Paul McGlothin
Director of Research, Caloric Restriction Society
Co-Author of "Living the CR Way"

Paul McGlothin has been studying chemistry since he was nine years old when his kid-sized lab was set up beside the home-office of his father, a genius clinical pharmacologist. Paul has co-authored a best-selling diet book: The CR Way: Using the Secrets of Calorie Restriction for a Longer, Healthier Life. After his appearance on Oprah with his co-author, calorie restriction was the most heavily searched term on Google. He is the CR Society Intl's vice president for research, and he shares in the planning of research activities with several academic research teams around the country – notably, here at UCSF.

Policy & Community Based Initiatives: Creating a Healthy Eating Environment

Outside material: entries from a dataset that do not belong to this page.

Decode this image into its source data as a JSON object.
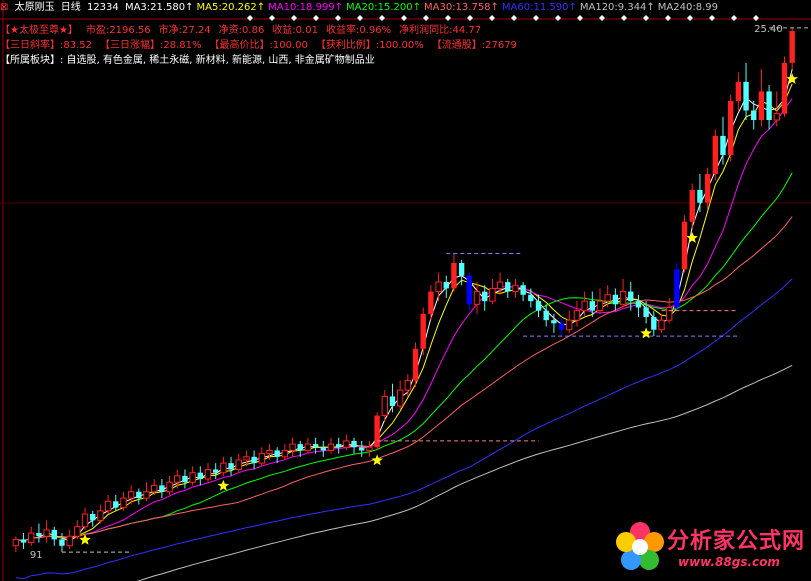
{
  "header": {
    "title": "太原刚玉",
    "period": "日线",
    "code": "12334",
    "ma": [
      {
        "label": "MA3:",
        "value": "21.580",
        "arrow": "↑",
        "color": "#ffffff"
      },
      {
        "label": "MA5:",
        "value": "20.262",
        "arrow": "↑",
        "color": "#ffff00"
      },
      {
        "label": "MA10:",
        "value": "18.999",
        "arrow": "↑",
        "color": "#ff00ff"
      },
      {
        "label": "MA20:",
        "value": "15.200",
        "arrow": "↑",
        "color": "#00ff00"
      },
      {
        "label": "MA30:",
        "value": "13.758",
        "arrow": "↑",
        "color": "#ff6060"
      },
      {
        "label": "MA60:",
        "value": "11.590",
        "arrow": "↑",
        "color": "#3030ff"
      },
      {
        "label": "MA120:",
        "value": "9.344",
        "arrow": "↑",
        "color": "#c0c0c0"
      },
      {
        "label": "MA240:",
        "value": "8.99",
        "arrow": "",
        "color": "#c0c0c0"
      }
    ]
  },
  "info": {
    "line1": [
      {
        "k": "【★太极至尊★】",
        "v": ""
      },
      {
        "k": "市盈",
        "v": ":2196.56"
      },
      {
        "k": "市净",
        "v": ":27.24"
      },
      {
        "k": "净资",
        "v": ":0.86"
      },
      {
        "k": "收益",
        "v": ":0.01"
      },
      {
        "k": "收益率",
        "v": ":0.96%"
      },
      {
        "k": "净利润同比",
        "v": ":44.77"
      }
    ],
    "line2": [
      {
        "k": "【三日斜率】",
        "v": ":83.52"
      },
      {
        "k": "【三日涨幅】",
        "v": ":28.81%"
      },
      {
        "k": "【最高价比】",
        "v": ":100.00"
      },
      {
        "k": "【获利比例】",
        "v": ":100.00%"
      },
      {
        "k": "【流通股】",
        "v": ":27679"
      }
    ],
    "sector_label": "【所属板块】",
    "sector_value": ": 自选股, 有色金属, 稀土永磁, 新材料, 新能源, 山西, 非金属矿物制品业"
  },
  "chart_data": {
    "type": "candlestick",
    "ylim": [
      8.5,
      26.0
    ],
    "low_marker_label": "91",
    "high_marker_label": "25.40",
    "candles": [
      [
        9.2,
        9.4,
        9.0,
        9.5
      ],
      [
        9.4,
        9.3,
        9.1,
        9.6
      ],
      [
        9.3,
        9.6,
        9.2,
        9.8
      ],
      [
        9.6,
        9.5,
        9.3,
        9.9
      ],
      [
        9.5,
        9.7,
        9.3,
        10.0
      ],
      [
        9.7,
        9.4,
        9.2,
        9.8
      ],
      [
        9.4,
        9.2,
        9.0,
        9.6
      ],
      [
        9.2,
        9.5,
        9.1,
        9.7
      ],
      [
        9.5,
        9.8,
        9.4,
        10.0
      ],
      [
        9.8,
        10.2,
        9.7,
        10.4
      ],
      [
        10.2,
        10.0,
        9.8,
        10.3
      ],
      [
        10.0,
        10.3,
        9.9,
        10.5
      ],
      [
        10.3,
        10.6,
        10.2,
        10.8
      ],
      [
        10.6,
        10.4,
        10.3,
        10.8
      ],
      [
        10.4,
        10.7,
        10.3,
        10.9
      ],
      [
        10.7,
        10.9,
        10.5,
        11.1
      ],
      [
        10.9,
        10.7,
        10.5,
        11.0
      ],
      [
        10.7,
        10.9,
        10.6,
        11.2
      ],
      [
        10.9,
        11.1,
        10.8,
        11.3
      ],
      [
        11.1,
        10.9,
        10.7,
        11.3
      ],
      [
        10.9,
        11.2,
        10.8,
        11.4
      ],
      [
        11.2,
        11.4,
        11.0,
        11.6
      ],
      [
        11.4,
        11.2,
        11.0,
        11.6
      ],
      [
        11.2,
        11.5,
        11.1,
        11.7
      ],
      [
        11.5,
        11.3,
        11.1,
        11.7
      ],
      [
        11.3,
        11.6,
        11.2,
        11.8
      ],
      [
        11.6,
        11.5,
        11.3,
        11.8
      ],
      [
        11.5,
        11.8,
        11.4,
        12.0
      ],
      [
        11.8,
        11.6,
        11.4,
        12.0
      ],
      [
        11.6,
        11.9,
        11.5,
        12.1
      ],
      [
        11.9,
        12.0,
        11.7,
        12.2
      ],
      [
        12.0,
        11.8,
        11.6,
        12.2
      ],
      [
        11.8,
        12.1,
        11.7,
        12.3
      ],
      [
        12.1,
        12.2,
        11.9,
        12.4
      ],
      [
        12.2,
        12.0,
        11.8,
        12.3
      ],
      [
        12.0,
        12.2,
        11.9,
        12.4
      ],
      [
        12.2,
        12.4,
        12.0,
        12.6
      ],
      [
        12.4,
        12.2,
        12.0,
        12.5
      ],
      [
        12.2,
        12.4,
        12.1,
        12.6
      ],
      [
        12.4,
        12.3,
        12.1,
        12.6
      ],
      [
        12.3,
        12.2,
        12.0,
        12.5
      ],
      [
        12.2,
        12.4,
        12.1,
        12.6
      ],
      [
        12.4,
        12.3,
        12.1,
        12.6
      ],
      [
        12.3,
        12.5,
        12.2,
        12.7
      ],
      [
        12.5,
        12.3,
        12.1,
        12.6
      ],
      [
        12.3,
        12.2,
        12.0,
        12.5
      ],
      [
        12.2,
        12.3,
        12.0,
        12.5
      ],
      [
        12.3,
        13.3,
        12.2,
        13.4
      ],
      [
        13.3,
        13.9,
        13.1,
        14.1
      ],
      [
        13.9,
        13.6,
        13.4,
        14.3
      ],
      [
        13.6,
        14.1,
        13.5,
        14.4
      ],
      [
        14.1,
        14.4,
        13.9,
        14.6
      ],
      [
        14.4,
        15.4,
        14.2,
        15.6
      ],
      [
        15.4,
        16.5,
        15.2,
        16.7
      ],
      [
        16.5,
        17.2,
        16.3,
        17.4
      ],
      [
        17.2,
        17.5,
        16.9,
        17.8
      ],
      [
        17.5,
        17.3,
        17.0,
        17.7
      ],
      [
        17.3,
        18.1,
        17.2,
        18.4
      ],
      [
        18.1,
        17.7,
        17.4,
        18.2
      ],
      [
        17.7,
        16.8,
        16.6,
        17.8
      ],
      [
        16.8,
        17.2,
        16.5,
        17.5
      ],
      [
        17.2,
        16.9,
        16.6,
        17.4
      ],
      [
        16.9,
        17.3,
        16.8,
        17.6
      ],
      [
        17.3,
        17.5,
        17.1,
        17.8
      ],
      [
        17.5,
        17.2,
        17.0,
        17.6
      ],
      [
        17.2,
        17.4,
        17.0,
        17.6
      ],
      [
        17.4,
        17.1,
        16.9,
        17.5
      ],
      [
        17.1,
        16.9,
        16.7,
        17.3
      ],
      [
        16.9,
        16.6,
        16.4,
        17.1
      ],
      [
        16.6,
        16.3,
        16.1,
        16.8
      ],
      [
        16.3,
        16.2,
        15.9,
        16.5
      ],
      [
        16.2,
        16.0,
        15.8,
        16.4
      ],
      [
        16.0,
        16.3,
        15.9,
        16.6
      ],
      [
        16.3,
        16.6,
        16.1,
        16.9
      ],
      [
        16.6,
        16.9,
        16.4,
        17.2
      ],
      [
        16.9,
        16.6,
        16.4,
        17.2
      ],
      [
        16.6,
        16.9,
        16.5,
        17.3
      ],
      [
        16.9,
        17.1,
        16.7,
        17.4
      ],
      [
        17.1,
        16.8,
        16.6,
        17.3
      ],
      [
        16.8,
        17.2,
        16.7,
        17.6
      ],
      [
        17.2,
        16.9,
        16.6,
        17.5
      ],
      [
        16.9,
        16.7,
        16.4,
        17.1
      ],
      [
        16.7,
        16.4,
        16.2,
        16.9
      ],
      [
        16.4,
        16.0,
        15.8,
        16.6
      ],
      [
        16.0,
        16.3,
        15.9,
        16.5
      ],
      [
        16.3,
        16.7,
        16.2,
        17.0
      ],
      [
        16.7,
        17.9,
        16.6,
        18.1
      ],
      [
        17.9,
        19.4,
        17.8,
        19.6
      ],
      [
        19.4,
        20.4,
        19.2,
        20.6
      ],
      [
        20.4,
        20.0,
        19.7,
        20.9
      ],
      [
        20.0,
        20.9,
        19.8,
        21.1
      ],
      [
        20.9,
        22.1,
        20.7,
        22.3
      ],
      [
        22.1,
        21.5,
        21.2,
        22.7
      ],
      [
        21.5,
        23.2,
        21.3,
        23.4
      ],
      [
        23.2,
        23.8,
        22.9,
        24.1
      ],
      [
        23.8,
        22.9,
        22.6,
        24.4
      ],
      [
        22.9,
        22.6,
        22.3,
        23.2
      ],
      [
        22.6,
        23.5,
        22.4,
        24.2
      ],
      [
        23.5,
        22.6,
        22.3,
        23.7
      ],
      [
        22.6,
        22.8,
        22.4,
        23.5
      ],
      [
        22.8,
        24.4,
        22.7,
        24.6
      ],
      [
        24.4,
        25.4,
        24.2,
        25.5
      ]
    ],
    "ma": [
      {
        "name": "MA3",
        "color": "#ffffff",
        "period": 3
      },
      {
        "name": "MA5",
        "color": "#ffff00",
        "period": 5
      },
      {
        "name": "MA10",
        "color": "#ff00ff",
        "period": 10
      },
      {
        "name": "MA20",
        "color": "#00ff00",
        "period": 20
      },
      {
        "name": "MA30",
        "color": "#ff6060",
        "period": 30
      },
      {
        "name": "MA60",
        "color": "#3030ff",
        "period": 60
      },
      {
        "name": "MA120",
        "color": "#c0c0c0",
        "period": 120
      }
    ],
    "stars": [
      9,
      27,
      47,
      82,
      88,
      101
    ],
    "blue_candles": [
      59,
      71,
      86
    ]
  },
  "watermark": {
    "name": "分析家公式网",
    "url": "www.88gs.com"
  }
}
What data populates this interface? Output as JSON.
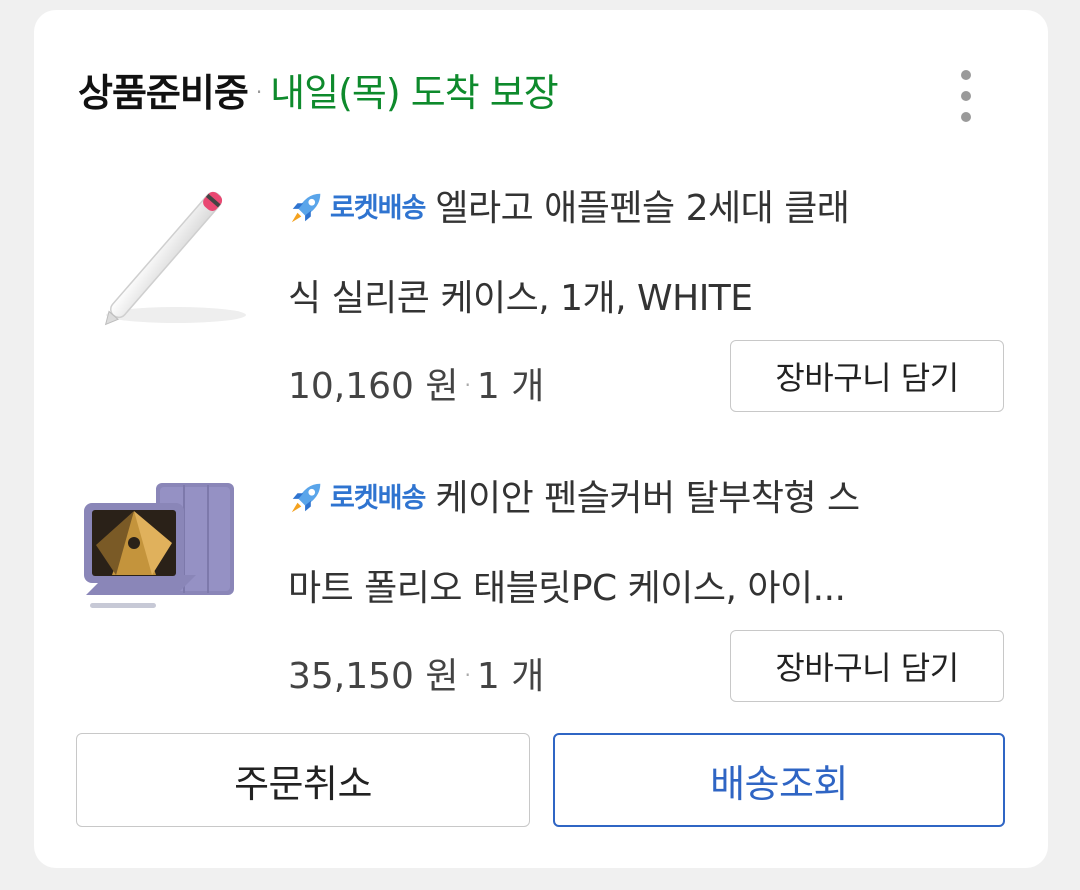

Susana Hennessey Lavery, MPH & Marianne Szeto
San Francisco Department of Public Health

Susana Hennessey Lavery, MPH is a Health Educator with the San Francisco Department of Public Health. In that capacity she designs and implements comprehensive tobacco control plans, co-designs and implements the CAM (community action model for policy development) and works on global health projects with San Francisco's diverse communities. She also works on food system and food security intitiatives and collaboratives in San Francisco and participates in the Bay Area committee of Vision y Compromiso, a statewide advocacy network for community health workers/promotores de la salud. Previously, she served as the Community Health Education supervisor at La Clinica de La Raza. She has served in these capacities since 1979 and received Masters in Public Health degree in 1989 at the University of California at Berkeley, School of Public Health.

Marianne Szeto, MS co-staffs Shape Up San Francisco, a chronic disease prevention initiative, with a focus on communities that experience the greatest health disparities in San Francisco. Shape Up SF works to create environments that make it fun and easy to eat well and move more. Marianne blogs about her experiences living with Type 1 diabetes on her website,, a site dedicated to all the "betties" of the world who don't allow diabetes get in the way of their active lifestyles. Marianne received her Master of Public Health degree from San Jose State University in 2007.

Discussion Panel: Reflections on the Research Presented and Response to the Local Initiatives Posed with:

  • Mary Dallman, PhD
  • Bill Hartman, PhD
  • Barbara Laraia, PhD, MPH, RD
  • Rob Lustig, MD
  • Larry Tecott, PhD
  • Cassandra Vieten, PhD